ATHENS (Reuters) - Thousands of Greeks took to the streets of Athens on Wednesday to support their new anti-austerity government which was locked in tough negotiations with euro zone partners in Brussels.
Satellite demonstrations were expected in Brussels, at the European Central Bank in Frankfurt and elsewhere in Europe.
Standing in front of parliament, protesters unfurled banners reading “Bankrupt but Free” and “Stop Austerity, Support Greece, Change Europe.”
Greece’s government, led by the radical left-wing Syriza party, won power last month on a wave of anger over austerity imposed under a European Union/International Monetary Fund bailout program.
Prime Minister Alexis Tsipras tweeted a picture of the Athens protest, saying: “In the cities of Greece and Europe the people are fighting the negotiation battle, They are our strength.”
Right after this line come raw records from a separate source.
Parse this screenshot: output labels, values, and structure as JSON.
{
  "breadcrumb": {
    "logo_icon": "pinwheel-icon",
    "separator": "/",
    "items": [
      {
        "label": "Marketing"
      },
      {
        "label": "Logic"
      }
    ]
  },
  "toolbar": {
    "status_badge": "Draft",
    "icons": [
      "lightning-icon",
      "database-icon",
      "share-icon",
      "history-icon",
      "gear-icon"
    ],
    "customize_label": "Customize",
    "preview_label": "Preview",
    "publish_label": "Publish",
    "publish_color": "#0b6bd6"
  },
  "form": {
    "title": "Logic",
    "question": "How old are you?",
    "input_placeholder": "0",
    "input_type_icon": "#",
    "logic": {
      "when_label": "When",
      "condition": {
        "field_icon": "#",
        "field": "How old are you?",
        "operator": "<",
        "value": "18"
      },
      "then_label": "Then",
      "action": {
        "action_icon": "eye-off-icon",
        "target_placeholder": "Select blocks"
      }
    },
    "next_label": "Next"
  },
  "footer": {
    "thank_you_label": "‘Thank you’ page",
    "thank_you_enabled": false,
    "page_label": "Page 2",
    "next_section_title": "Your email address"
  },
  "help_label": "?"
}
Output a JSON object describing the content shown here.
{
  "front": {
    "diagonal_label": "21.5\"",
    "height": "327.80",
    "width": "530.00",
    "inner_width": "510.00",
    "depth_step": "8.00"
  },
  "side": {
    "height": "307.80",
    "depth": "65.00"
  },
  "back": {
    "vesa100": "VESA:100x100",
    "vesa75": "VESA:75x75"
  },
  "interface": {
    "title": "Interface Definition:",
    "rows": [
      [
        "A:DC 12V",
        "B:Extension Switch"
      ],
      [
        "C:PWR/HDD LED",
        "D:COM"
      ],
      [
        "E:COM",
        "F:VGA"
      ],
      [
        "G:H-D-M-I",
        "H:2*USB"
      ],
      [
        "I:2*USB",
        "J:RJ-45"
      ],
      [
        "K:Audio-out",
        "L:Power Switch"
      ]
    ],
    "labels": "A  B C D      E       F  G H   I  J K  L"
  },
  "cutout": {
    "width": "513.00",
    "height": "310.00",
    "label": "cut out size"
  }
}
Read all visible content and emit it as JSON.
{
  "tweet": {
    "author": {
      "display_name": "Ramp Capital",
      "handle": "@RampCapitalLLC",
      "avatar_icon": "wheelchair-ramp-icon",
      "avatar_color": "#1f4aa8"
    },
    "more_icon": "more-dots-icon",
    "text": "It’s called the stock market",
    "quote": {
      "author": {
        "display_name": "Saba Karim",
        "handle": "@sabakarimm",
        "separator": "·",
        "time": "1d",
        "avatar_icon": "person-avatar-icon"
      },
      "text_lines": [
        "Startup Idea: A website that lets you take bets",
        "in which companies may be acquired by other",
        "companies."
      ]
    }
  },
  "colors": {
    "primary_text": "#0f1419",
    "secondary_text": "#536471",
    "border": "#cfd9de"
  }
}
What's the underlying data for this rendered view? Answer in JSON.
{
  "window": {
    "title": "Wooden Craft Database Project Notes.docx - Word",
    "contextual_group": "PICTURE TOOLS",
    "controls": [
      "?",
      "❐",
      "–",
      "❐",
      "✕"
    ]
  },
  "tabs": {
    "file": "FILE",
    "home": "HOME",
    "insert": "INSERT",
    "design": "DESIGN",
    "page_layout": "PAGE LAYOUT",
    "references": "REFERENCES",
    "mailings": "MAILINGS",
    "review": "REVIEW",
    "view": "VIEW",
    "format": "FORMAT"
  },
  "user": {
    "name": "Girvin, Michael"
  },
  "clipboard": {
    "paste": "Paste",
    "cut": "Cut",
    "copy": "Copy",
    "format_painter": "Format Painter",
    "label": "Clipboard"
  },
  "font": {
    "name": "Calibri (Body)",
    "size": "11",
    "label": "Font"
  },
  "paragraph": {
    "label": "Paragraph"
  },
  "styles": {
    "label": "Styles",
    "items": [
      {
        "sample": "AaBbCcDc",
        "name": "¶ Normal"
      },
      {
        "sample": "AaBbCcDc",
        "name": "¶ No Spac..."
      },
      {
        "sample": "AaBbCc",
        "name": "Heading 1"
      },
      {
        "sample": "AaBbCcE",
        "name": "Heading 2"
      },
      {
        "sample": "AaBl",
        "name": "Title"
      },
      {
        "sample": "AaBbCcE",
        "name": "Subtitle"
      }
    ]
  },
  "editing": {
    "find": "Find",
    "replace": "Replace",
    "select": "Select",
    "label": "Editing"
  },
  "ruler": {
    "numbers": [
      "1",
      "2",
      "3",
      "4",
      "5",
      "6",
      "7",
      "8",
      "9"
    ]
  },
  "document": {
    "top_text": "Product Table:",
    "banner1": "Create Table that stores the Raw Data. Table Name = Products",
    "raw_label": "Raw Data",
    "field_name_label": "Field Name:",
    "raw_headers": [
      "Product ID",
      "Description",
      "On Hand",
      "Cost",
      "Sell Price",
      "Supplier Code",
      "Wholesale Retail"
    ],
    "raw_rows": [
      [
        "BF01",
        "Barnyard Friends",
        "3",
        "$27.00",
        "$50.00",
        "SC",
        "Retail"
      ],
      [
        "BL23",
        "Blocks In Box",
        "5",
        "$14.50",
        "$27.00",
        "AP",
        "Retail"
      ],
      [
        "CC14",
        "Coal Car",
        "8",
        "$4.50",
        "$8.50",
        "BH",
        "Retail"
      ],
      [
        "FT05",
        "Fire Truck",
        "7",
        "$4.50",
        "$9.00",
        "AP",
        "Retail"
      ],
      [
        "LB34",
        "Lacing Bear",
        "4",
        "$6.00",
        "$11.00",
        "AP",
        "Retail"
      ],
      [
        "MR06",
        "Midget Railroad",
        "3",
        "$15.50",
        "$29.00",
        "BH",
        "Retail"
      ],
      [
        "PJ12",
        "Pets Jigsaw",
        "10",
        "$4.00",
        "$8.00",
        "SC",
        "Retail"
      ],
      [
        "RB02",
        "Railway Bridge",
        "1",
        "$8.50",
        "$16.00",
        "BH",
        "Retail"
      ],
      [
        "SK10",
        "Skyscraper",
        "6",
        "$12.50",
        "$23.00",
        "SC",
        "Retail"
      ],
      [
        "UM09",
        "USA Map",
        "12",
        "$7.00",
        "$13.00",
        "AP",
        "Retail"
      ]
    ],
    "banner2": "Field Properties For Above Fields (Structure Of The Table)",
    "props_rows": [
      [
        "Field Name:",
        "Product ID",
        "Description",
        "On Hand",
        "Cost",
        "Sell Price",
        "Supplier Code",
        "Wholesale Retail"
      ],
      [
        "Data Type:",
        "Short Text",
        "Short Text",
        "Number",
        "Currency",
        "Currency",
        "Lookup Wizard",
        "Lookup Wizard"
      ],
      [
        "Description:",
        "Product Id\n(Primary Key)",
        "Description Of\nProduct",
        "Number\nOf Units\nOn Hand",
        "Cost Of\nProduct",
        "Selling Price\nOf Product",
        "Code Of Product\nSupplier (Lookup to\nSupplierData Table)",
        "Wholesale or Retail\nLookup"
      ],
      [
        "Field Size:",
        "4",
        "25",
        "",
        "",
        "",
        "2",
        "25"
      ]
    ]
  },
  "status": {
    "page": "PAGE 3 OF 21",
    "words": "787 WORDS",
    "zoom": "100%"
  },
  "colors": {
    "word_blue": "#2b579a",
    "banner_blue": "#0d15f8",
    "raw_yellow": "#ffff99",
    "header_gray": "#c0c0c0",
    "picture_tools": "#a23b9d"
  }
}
Finance Minister Yanis Varoufakis was attending a meeting of his euro zone peers in Brussels to press for a new debt deal and an end to many of the tough reforms required by the bailout deal.
Protesters in Athens singled out German Chancellor Angela Merkel, who has led demands for Athens to keep promises made by the last conservative-led government under the deal.
“We’re here to support our government’s decision. We are against austerity and the bailout. You can’t live on 500 euros a month. We hate Merkel because Germany is responsible for the crisis here,” said one of the demonstrators, Angela Dimou.
A poll on Tuesday showed 75 percent support in Greece for the government’s stance. However, Greece’s EU partners have shown little sign of meeting the demands from Athens.
Reporting by Athens bureau. Editing by Jeremy Gaunt and David Stamp